▽

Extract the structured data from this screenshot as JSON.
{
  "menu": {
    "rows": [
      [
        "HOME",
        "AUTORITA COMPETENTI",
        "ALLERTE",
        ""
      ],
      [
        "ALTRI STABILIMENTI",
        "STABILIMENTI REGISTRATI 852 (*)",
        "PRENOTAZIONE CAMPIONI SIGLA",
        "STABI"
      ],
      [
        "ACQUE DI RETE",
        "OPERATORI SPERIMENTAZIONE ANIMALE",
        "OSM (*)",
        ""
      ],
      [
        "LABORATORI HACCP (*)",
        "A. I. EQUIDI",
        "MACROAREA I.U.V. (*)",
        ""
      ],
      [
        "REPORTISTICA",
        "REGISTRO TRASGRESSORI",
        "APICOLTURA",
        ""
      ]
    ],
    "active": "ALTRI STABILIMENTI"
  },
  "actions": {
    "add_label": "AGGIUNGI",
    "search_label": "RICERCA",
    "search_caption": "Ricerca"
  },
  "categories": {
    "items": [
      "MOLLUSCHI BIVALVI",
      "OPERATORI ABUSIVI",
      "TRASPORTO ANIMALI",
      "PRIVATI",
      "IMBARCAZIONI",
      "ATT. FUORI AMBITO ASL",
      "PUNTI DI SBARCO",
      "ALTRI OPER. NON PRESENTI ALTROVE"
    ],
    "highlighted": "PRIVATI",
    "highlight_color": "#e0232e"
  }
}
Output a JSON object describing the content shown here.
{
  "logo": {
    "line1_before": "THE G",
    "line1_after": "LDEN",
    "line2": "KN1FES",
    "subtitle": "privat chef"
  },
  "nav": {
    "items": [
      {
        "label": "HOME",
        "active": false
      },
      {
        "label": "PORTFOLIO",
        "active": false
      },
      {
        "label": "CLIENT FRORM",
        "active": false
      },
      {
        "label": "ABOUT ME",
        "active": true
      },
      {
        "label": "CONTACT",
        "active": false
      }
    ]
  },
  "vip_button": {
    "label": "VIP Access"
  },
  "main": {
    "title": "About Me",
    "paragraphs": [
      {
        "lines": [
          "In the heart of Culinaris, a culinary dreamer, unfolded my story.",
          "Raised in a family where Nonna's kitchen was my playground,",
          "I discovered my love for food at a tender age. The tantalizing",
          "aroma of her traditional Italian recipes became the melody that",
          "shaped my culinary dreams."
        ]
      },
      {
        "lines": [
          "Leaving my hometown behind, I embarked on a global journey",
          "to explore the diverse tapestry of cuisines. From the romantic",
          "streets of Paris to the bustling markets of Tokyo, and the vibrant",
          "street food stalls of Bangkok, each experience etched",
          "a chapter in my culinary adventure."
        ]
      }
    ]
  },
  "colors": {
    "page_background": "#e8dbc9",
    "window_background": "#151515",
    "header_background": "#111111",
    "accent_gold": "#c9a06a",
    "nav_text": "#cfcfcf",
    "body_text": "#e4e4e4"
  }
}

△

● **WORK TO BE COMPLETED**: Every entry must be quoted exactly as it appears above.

● **RESPONSE AREA**:
Extract the structured data from this screenshot as JSON.
{
  "menu": {
    "rows": [
      [
        "HOME",
        "AUTORITA COMPETENTI",
        "ALLERTE",
        ""
      ],
      [
        "ALTRI STABILIMENTI",
        "STABILIMENTI REGISTRATI 852 (*)",
        "PRENOTAZIONE CAMPIONI SIGLA",
        "STABI"
      ],
      [
        "ACQUE DI RETE",
        "OPERATORI SPERIMENTAZIONE ANIMALE",
        "OSM (*)",
        ""
      ],
      [
        "LABORATORI HACCP (*)",
        "A. I. EQUIDI",
        "MACROAREA I.U.V. (*)",
        ""
      ],
      [
        "REPORTISTICA",
        "REGISTRO TRASGRESSORI",
        "APICOLTURA",
        ""
      ]
    ],
    "active": "ALTRI STABILIMENTI"
  },
  "actions": {
    "add_label": "AGGIUNGI",
    "search_label": "RICERCA",
    "search_caption": "Ricerca"
  },
  "categories": {
    "items": [
      "MOLLUSCHI BIVALVI",
      "OPERATORI ABUSIVI",
      "TRASPORTO ANIMALI",
      "PRIVATI",
      "IMBARCAZIONI",
      "ATT. FUORI AMBITO ASL",
      "PUNTI DI SBARCO",
      "ALTRI OPER. NON PRESENTI ALTROVE"
    ],
    "highlighted": "PRIVATI",
    "highlight_color": "#e0232e"
  }
}
Output a JSON object describing the content shown here.
{
  "logo": {
    "line1_before": "THE G",
    "line1_after": "LDEN",
    "line2": "KN1FES",
    "subtitle": "privat chef"
  },
  "nav": {
    "items": [
      {
        "label": "HOME",
        "active": false
      },
      {
        "label": "PORTFOLIO",
        "active": false
      },
      {
        "label": "CLIENT FRORM",
        "active": false
      },
      {
        "label": "ABOUT ME",
        "active": true
      },
      {
        "label": "CONTACT",
        "active": false
      }
    ]
  },
  "vip_button": {
    "label": "VIP Access"
  },
  "main": {
    "title": "About Me",
    "paragraphs": [
      {
        "lines": [
          "In the heart of Culinaris, a culinary dreamer, unfolded my story.",
          "Raised in a family where Nonna's kitchen was my playground,",
          "I discovered my love for food at a tender age. The tantalizing",
          "aroma of her traditional Italian recipes became the melody that",
          "shaped my culinary dreams."
        ]
      },
      {
        "lines": [
          "Leaving my hometown behind, I embarked on a global journey",
          "to explore the diverse tapestry of cuisines. From the romantic",
          "streets of Paris to the bustling markets of Tokyo, and the vibrant",
          "street food stalls of Bangkok, each experience etched",
          "a chapter in my culinary adventure."
        ]
      }
    ]
  },
  "colors": {
    "page_background": "#e8dbc9",
    "window_background": "#151515",
    "header_background": "#111111",
    "accent_gold": "#c9a06a",
    "nav_text": "#cfcfcf",
    "body_text": "#e4e4e4"
  }
}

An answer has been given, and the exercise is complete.